* _What to do_
Leave every entry as it is and write the data out in full.

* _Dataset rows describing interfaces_
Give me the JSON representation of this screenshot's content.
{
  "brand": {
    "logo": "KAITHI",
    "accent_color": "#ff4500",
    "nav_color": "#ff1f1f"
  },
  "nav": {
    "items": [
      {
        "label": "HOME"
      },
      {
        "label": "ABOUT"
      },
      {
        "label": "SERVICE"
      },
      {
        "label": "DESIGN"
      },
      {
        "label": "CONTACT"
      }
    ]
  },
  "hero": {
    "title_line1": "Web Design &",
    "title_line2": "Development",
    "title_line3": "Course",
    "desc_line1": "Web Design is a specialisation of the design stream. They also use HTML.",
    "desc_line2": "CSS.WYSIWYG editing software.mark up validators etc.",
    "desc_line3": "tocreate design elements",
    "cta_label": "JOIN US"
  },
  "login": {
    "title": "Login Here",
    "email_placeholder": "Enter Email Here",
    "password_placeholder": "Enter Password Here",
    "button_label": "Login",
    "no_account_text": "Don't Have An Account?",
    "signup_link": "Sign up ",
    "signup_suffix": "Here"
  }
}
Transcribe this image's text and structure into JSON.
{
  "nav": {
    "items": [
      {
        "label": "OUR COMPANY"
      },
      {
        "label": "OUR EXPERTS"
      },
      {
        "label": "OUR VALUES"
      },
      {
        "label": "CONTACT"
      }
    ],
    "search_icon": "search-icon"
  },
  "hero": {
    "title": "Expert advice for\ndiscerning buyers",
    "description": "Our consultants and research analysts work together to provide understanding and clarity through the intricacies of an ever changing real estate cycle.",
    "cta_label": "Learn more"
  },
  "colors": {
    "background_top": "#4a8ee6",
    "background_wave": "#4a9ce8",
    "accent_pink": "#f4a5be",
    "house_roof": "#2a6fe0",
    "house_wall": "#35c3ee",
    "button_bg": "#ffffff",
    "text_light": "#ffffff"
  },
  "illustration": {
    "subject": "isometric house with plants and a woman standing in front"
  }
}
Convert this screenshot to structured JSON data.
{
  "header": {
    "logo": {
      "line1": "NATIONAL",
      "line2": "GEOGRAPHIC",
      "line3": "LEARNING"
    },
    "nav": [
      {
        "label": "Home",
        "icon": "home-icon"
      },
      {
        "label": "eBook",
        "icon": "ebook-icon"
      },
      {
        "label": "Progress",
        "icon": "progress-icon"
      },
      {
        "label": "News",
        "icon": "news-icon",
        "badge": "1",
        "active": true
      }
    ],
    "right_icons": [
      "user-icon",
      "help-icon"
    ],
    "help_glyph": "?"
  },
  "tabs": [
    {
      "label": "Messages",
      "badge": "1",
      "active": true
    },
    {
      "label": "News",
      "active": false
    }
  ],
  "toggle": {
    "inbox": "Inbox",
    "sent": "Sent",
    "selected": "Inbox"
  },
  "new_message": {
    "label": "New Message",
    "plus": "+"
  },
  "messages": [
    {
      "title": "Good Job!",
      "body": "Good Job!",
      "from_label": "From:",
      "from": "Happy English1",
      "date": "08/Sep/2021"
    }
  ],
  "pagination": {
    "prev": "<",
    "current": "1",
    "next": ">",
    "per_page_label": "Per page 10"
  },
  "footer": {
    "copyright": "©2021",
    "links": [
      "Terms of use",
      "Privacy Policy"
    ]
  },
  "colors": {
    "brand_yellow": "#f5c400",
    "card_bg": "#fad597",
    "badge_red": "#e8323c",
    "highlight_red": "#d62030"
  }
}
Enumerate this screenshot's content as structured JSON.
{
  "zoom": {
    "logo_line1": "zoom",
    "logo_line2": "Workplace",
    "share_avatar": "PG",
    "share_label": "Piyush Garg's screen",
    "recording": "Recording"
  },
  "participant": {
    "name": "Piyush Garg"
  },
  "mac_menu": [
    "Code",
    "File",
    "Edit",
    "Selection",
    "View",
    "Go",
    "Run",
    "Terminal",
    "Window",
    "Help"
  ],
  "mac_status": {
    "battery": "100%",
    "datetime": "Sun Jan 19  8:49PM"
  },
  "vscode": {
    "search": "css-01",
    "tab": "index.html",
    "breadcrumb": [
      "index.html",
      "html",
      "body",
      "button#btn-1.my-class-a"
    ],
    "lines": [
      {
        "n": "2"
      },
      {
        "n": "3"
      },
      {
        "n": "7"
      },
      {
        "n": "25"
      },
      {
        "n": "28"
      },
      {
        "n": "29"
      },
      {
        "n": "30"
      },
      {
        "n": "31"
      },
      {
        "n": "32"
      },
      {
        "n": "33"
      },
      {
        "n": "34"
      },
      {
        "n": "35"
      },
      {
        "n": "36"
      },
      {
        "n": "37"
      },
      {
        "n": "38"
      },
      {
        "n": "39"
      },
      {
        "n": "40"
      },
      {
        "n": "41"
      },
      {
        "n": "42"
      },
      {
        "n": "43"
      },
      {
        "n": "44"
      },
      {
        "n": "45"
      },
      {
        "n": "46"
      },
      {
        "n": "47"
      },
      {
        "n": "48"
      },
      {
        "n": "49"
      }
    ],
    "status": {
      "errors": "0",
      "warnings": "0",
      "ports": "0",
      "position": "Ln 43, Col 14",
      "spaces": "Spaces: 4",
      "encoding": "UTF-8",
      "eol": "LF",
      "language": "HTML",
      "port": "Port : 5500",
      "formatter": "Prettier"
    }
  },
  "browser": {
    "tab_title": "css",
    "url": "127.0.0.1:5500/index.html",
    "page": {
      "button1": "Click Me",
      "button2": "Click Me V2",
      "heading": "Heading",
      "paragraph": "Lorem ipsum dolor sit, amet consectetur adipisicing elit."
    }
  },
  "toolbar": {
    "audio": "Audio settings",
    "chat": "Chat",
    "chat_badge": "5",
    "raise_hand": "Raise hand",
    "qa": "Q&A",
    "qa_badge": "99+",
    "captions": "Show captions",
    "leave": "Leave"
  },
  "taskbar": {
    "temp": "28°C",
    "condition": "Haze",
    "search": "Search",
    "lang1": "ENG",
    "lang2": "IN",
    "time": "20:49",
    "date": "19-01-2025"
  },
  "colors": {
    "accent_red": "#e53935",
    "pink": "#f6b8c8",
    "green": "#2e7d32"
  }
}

* _Solution for this task_
Give me the JSON representation of this screenshot's content.
{
  "brand": {
    "logo": "KAITHI",
    "accent_color": "#ff4500",
    "nav_color": "#ff1f1f"
  },
  "nav": {
    "items": [
      {
        "label": "HOME"
      },
      {
        "label": "ABOUT"
      },
      {
        "label": "SERVICE"
      },
      {
        "label": "DESIGN"
      },
      {
        "label": "CONTACT"
      }
    ]
  },
  "hero": {
    "title_line1": "Web Design &",
    "title_line2": "Development",
    "title_line3": "Course",
    "desc_line1": "Web Design is a specialisation of the design stream. They also use HTML.",
    "desc_line2": "CSS.WYSIWYG editing software.mark up validators etc.",
    "desc_line3": "tocreate design elements",
    "cta_label": "JOIN US"
  },
  "login": {
    "title": "Login Here",
    "email_placeholder": "Enter Email Here",
    "password_placeholder": "Enter Password Here",
    "button_label": "Login",
    "no_account_text": "Don't Have An Account?",
    "signup_link": "Sign up ",
    "signup_suffix": "Here"
  }
}
Transcribe this image's text and structure into JSON.
{
  "nav": {
    "items": [
      {
        "label": "OUR COMPANY"
      },
      {
        "label": "OUR EXPERTS"
      },
      {
        "label": "OUR VALUES"
      },
      {
        "label": "CONTACT"
      }
    ],
    "search_icon": "search-icon"
  },
  "hero": {
    "title": "Expert advice for\ndiscerning buyers",
    "description": "Our consultants and research analysts work together to provide understanding and clarity through the intricacies of an ever changing real estate cycle.",
    "cta_label": "Learn more"
  },
  "colors": {
    "background_top": "#4a8ee6",
    "background_wave": "#4a9ce8",
    "accent_pink": "#f4a5be",
    "house_roof": "#2a6fe0",
    "house_wall": "#35c3ee",
    "button_bg": "#ffffff",
    "text_light": "#ffffff"
  },
  "illustration": {
    "subject": "isometric house with plants and a woman standing in front"
  }
}
Convert this screenshot to structured JSON data.
{
  "header": {
    "logo": {
      "line1": "NATIONAL",
      "line2": "GEOGRAPHIC",
      "line3": "LEARNING"
    },
    "nav": [
      {
        "label": "Home",
        "icon": "home-icon"
      },
      {
        "label": "eBook",
        "icon": "ebook-icon"
      },
      {
        "label": "Progress",
        "icon": "progress-icon"
      },
      {
        "label": "News",
        "icon": "news-icon",
        "badge": "1",
        "active": true
      }
    ],
    "right_icons": [
      "user-icon",
      "help-icon"
    ],
    "help_glyph": "?"
  },
  "tabs": [
    {
      "label": "Messages",
      "badge": "1",
      "active": true
    },
    {
      "label": "News",
      "active": false
    }
  ],
  "toggle": {
    "inbox": "Inbox",
    "sent": "Sent",
    "selected": "Inbox"
  },
  "new_message": {
    "label": "New Message",
    "plus": "+"
  },
  "messages": [
    {
      "title": "Good Job!",
      "body": "Good Job!",
      "from_label": "From:",
      "from": "Happy English1",
      "date": "08/Sep/2021"
    }
  ],
  "pagination": {
    "prev": "<",
    "current": "1",
    "next": ">",
    "per_page_label": "Per page 10"
  },
  "footer": {
    "copyright": "©2021",
    "links": [
      "Terms of use",
      "Privacy Policy"
    ]
  },
  "colors": {
    "brand_yellow": "#f5c400",
    "card_bg": "#fad597",
    "badge_red": "#e8323c",
    "highlight_red": "#d62030"
  }
}
Enumerate this screenshot's content as structured JSON.
{
  "zoom": {
    "logo_line1": "zoom",
    "logo_line2": "Workplace",
    "share_avatar": "PG",
    "share_label": "Piyush Garg's screen",
    "recording": "Recording"
  },
  "participant": {
    "name": "Piyush Garg"
  },
  "mac_menu": [
    "Code",
    "File",
    "Edit",
    "Selection",
    "View",
    "Go",
    "Run",
    "Terminal",
    "Window",
    "Help"
  ],
  "mac_status": {
    "battery": "100%",
    "datetime": "Sun Jan 19  8:49PM"
  },
  "vscode": {
    "search": "css-01",
    "tab": "index.html",
    "breadcrumb": [
      "index.html",
      "html",
      "body",
      "button#btn-1.my-class-a"
    ],
    "lines": [
      {
        "n": "2"
      },
      {
        "n": "3"
      },
      {
        "n": "7"
      },
      {
        "n": "25"
      },
      {
        "n": "28"
      },
      {
        "n": "29"
      },
      {
        "n": "30"
      },
      {
        "n": "31"
      },
      {
        "n": "32"
      },
      {
        "n": "33"
      },
      {
        "n": "34"
      },
      {
        "n": "35"
      },
      {
        "n": "36"
      },
      {
        "n": "37"
      },
      {
        "n": "38"
      },
      {
        "n": "39"
      },
      {
        "n": "40"
      },
      {
        "n": "41"
      },
      {
        "n": "42"
      },
      {
        "n": "43"
      },
      {
        "n": "44"
      },
      {
        "n": "45"
      },
      {
        "n": "46"
      },
      {
        "n": "47"
      },
      {
        "n": "48"
      },
      {
        "n": "49"
      }
    ],
    "status": {
      "errors": "0",
      "warnings": "0",
      "ports": "0",
      "position": "Ln 43, Col 14",
      "spaces": "Spaces: 4",
      "encoding": "UTF-8",
      "eol": "LF",
      "language": "HTML",
      "port": "Port : 5500",
      "formatter": "Prettier"
    }
  },
  "browser": {
    "tab_title": "css",
    "url": "127.0.0.1:5500/index.html",
    "page": {
      "button1": "Click Me",
      "button2": "Click Me V2",
      "heading": "Heading",
      "paragraph": "Lorem ipsum dolor sit, amet consectetur adipisicing elit."
    }
  },
  "toolbar": {
    "audio": "Audio settings",
    "chat": "Chat",
    "chat_badge": "5",
    "raise_hand": "Raise hand",
    "qa": "Q&A",
    "qa_badge": "99+",
    "captions": "Show captions",
    "leave": "Leave"
  },
  "taskbar": {
    "temp": "28°C",
    "condition": "Haze",
    "search": "Search",
    "lang1": "ENG",
    "lang2": "IN",
    "time": "20:49",
    "date": "19-01-2025"
  },
  "colors": {
    "accent_red": "#e53935",
    "pink": "#f6b8c8",
    "green": "#2e7d32"
  }
}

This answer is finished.